Everything in the listing below must be set down again exactly, apart from the pictures.
■ ■ ■ ■
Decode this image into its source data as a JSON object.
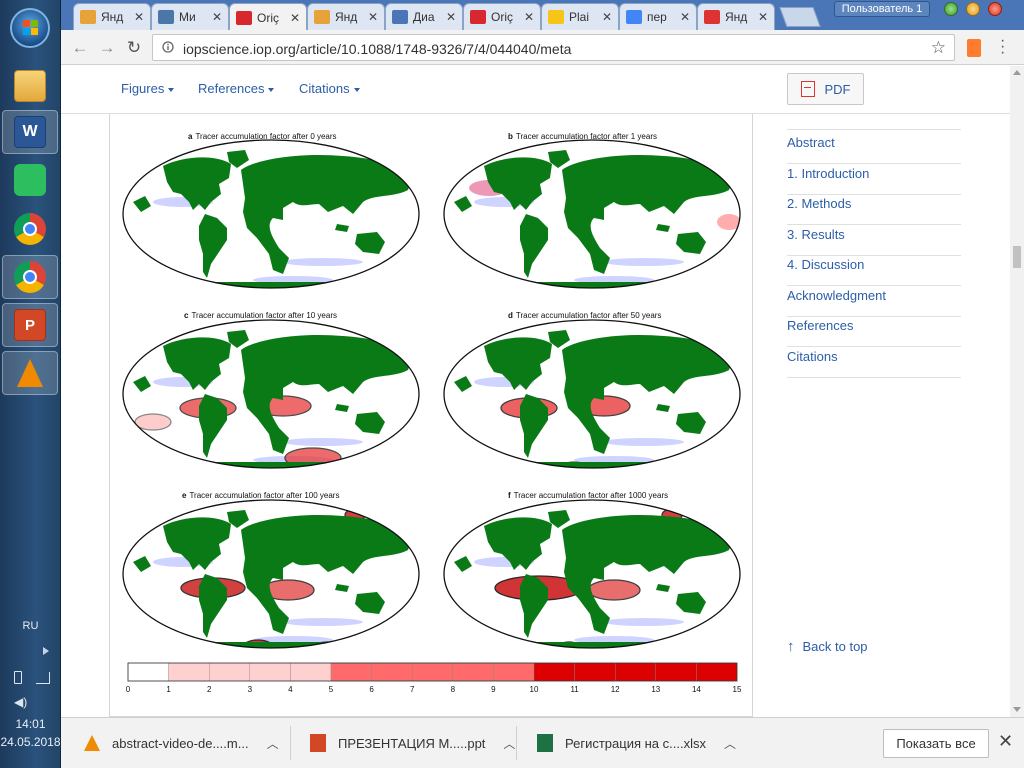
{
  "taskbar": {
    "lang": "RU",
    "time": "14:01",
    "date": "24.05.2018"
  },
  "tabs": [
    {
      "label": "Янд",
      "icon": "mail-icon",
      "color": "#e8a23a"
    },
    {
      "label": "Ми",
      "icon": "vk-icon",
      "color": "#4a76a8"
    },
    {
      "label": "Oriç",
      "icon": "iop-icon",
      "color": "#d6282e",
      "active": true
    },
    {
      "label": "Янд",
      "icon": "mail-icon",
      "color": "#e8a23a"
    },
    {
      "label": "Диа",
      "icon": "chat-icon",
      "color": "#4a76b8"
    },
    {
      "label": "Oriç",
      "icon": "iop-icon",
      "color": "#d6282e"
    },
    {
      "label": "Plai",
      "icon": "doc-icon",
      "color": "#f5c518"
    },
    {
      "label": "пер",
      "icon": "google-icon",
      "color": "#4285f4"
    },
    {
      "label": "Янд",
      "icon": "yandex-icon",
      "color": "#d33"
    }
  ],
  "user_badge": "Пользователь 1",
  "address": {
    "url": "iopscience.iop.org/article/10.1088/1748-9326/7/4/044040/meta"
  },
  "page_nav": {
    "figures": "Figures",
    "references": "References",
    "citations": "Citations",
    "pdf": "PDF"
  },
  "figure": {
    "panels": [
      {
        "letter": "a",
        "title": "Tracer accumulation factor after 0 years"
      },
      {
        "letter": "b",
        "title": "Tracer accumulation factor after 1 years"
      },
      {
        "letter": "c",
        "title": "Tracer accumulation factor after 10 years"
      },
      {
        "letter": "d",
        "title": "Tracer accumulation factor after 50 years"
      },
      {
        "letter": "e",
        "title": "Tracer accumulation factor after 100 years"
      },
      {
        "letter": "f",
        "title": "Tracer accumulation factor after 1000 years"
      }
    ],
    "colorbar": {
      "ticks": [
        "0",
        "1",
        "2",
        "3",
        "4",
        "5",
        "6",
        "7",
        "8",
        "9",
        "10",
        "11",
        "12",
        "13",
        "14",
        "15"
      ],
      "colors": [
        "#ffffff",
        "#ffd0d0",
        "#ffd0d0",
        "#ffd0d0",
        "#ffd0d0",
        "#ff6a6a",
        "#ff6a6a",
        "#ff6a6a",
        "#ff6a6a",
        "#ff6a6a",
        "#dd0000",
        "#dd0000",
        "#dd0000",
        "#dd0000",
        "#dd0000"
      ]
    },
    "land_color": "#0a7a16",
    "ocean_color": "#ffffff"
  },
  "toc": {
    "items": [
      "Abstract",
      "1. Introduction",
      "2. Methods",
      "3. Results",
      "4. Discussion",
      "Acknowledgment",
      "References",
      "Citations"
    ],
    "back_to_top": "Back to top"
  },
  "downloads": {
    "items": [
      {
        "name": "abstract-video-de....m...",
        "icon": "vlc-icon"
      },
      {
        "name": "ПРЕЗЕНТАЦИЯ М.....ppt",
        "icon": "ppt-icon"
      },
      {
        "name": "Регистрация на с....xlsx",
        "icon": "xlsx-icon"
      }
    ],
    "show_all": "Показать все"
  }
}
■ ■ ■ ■
[THE ANSWER]:
Decode this image into its source data as a JSON object.
{
  "taskbar": {
    "lang": "RU",
    "time": "14:01",
    "date": "24.05.2018"
  },
  "tabs": [
    {
      "label": "Янд",
      "icon": "mail-icon",
      "color": "#e8a23a"
    },
    {
      "label": "Ми",
      "icon": "vk-icon",
      "color": "#4a76a8"
    },
    {
      "label": "Oriç",
      "icon": "iop-icon",
      "color": "#d6282e",
      "active": true
    },
    {
      "label": "Янд",
      "icon": "mail-icon",
      "color": "#e8a23a"
    },
    {
      "label": "Диа",
      "icon": "chat-icon",
      "color": "#4a76b8"
    },
    {
      "label": "Oriç",
      "icon": "iop-icon",
      "color": "#d6282e"
    },
    {
      "label": "Plai",
      "icon": "doc-icon",
      "color": "#f5c518"
    },
    {
      "label": "пер",
      "icon": "google-icon",
      "color": "#4285f4"
    },
    {
      "label": "Янд",
      "icon": "yandex-icon",
      "color": "#d33"
    }
  ],
  "user_badge": "Пользователь 1",
  "address": {
    "url": "iopscience.iop.org/article/10.1088/1748-9326/7/4/044040/meta"
  },
  "page_nav": {
    "figures": "Figures",
    "references": "References",
    "citations": "Citations",
    "pdf": "PDF"
  },
  "figure": {
    "panels": [
      {
        "letter": "a",
        "title": "Tracer accumulation factor after 0 years"
      },
      {
        "letter": "b",
        "title": "Tracer accumulation factor after 1 years"
      },
      {
        "letter": "c",
        "title": "Tracer accumulation factor after 10 years"
      },
      {
        "letter": "d",
        "title": "Tracer accumulation factor after 50 years"
      },
      {
        "letter": "e",
        "title": "Tracer accumulation factor after 100 years"
      },
      {
        "letter": "f",
        "title": "Tracer accumulation factor after 1000 years"
      }
    ],
    "colorbar": {
      "ticks": [
        "0",
        "1",
        "2",
        "3",
        "4",
        "5",
        "6",
        "7",
        "8",
        "9",
        "10",
        "11",
        "12",
        "13",
        "14",
        "15"
      ],
      "colors": [
        "#ffffff",
        "#ffd0d0",
        "#ffd0d0",
        "#ffd0d0",
        "#ffd0d0",
        "#ff6a6a",
        "#ff6a6a",
        "#ff6a6a",
        "#ff6a6a",
        "#ff6a6a",
        "#dd0000",
        "#dd0000",
        "#dd0000",
        "#dd0000",
        "#dd0000"
      ]
    },
    "land_color": "#0a7a16",
    "ocean_color": "#ffffff"
  },
  "toc": {
    "items": [
      "Abstract",
      "1. Introduction",
      "2. Methods",
      "3. Results",
      "4. Discussion",
      "Acknowledgment",
      "References",
      "Citations"
    ],
    "back_to_top": "Back to top"
  },
  "downloads": {
    "items": [
      {
        "name": "abstract-video-de....m...",
        "icon": "vlc-icon"
      },
      {
        "name": "ПРЕЗЕНТАЦИЯ М.....ppt",
        "icon": "ppt-icon"
      },
      {
        "name": "Регистрация на с....xlsx",
        "icon": "xlsx-icon"
      }
    ],
    "show_all": "Показать все"
  }
}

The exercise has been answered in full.